Trusts are legal arrangements where you give up certain assets (cash, property or investments). These assets may only be used by the people you choose, for the purposes you set out when you create the trust.
There are two main types of trust:
- ‘Will trusts’ are created within your Will to protect property and assets you hope to pass on to your family.
- ‘Lifetime trusts’ are created during your lifetime, and start as soon as they are created.
Your chosen ‘Trustees’ will be responsible for managing your assets as per your (the Settlor’s) instructions. These assets may not be considered as part of your estate or your IHT bill and will avoid probate – and can therefore be given to your chosen beneficiaries more quickly.
There are nearly as many different types of trust as there are ways of using them.
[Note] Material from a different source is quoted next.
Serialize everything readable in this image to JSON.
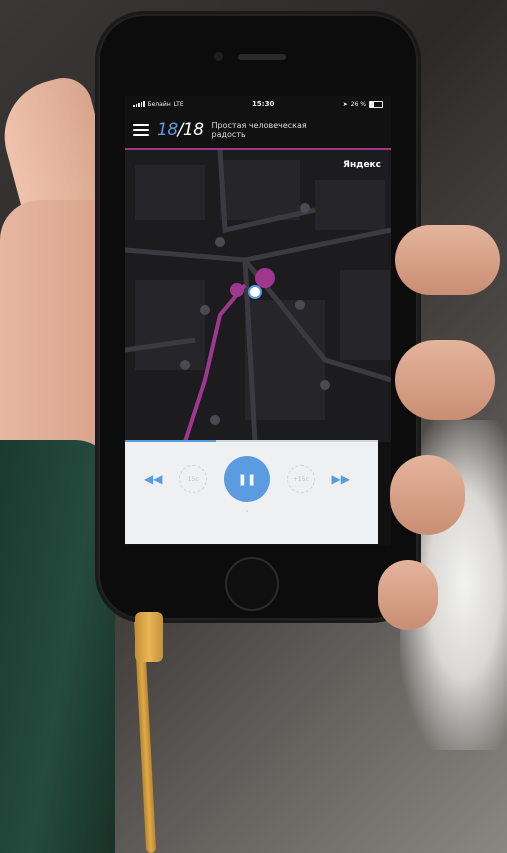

Here are a few popular examples:
- To provide for vulnerable beneficiaries
- To ensure that your wishes are carried out
- To pass on control of assets while the settlor is still alive
- To protect assets from creditors or even certain family members
- Avoid probate
Can I set up a trust myself?
Trusts can have many different uses, and it important that you set out your wishes carefully when creating a trust because in many cases trusts cannot be revoked – or are expensive to do so. We would therefore recommend that you get help from an expert to avoid costly fees from ambiguous wording. As there are fees associated with setting up a trust, it can help to talk to your adviser about what other options are available.
For example – you may find that a Will is a suitable vehicle for protecting your assets and ensuring that your wishes are carried out, depending on what you want to achieve.
How will your plan help you achieve your financial goals?
Your adviser can create a bespoke financial plan, based on your goals for later life, analysis of your finances and the rules and allowances which will apply to you. If you’d like to find out more about how we can help you, download our guide.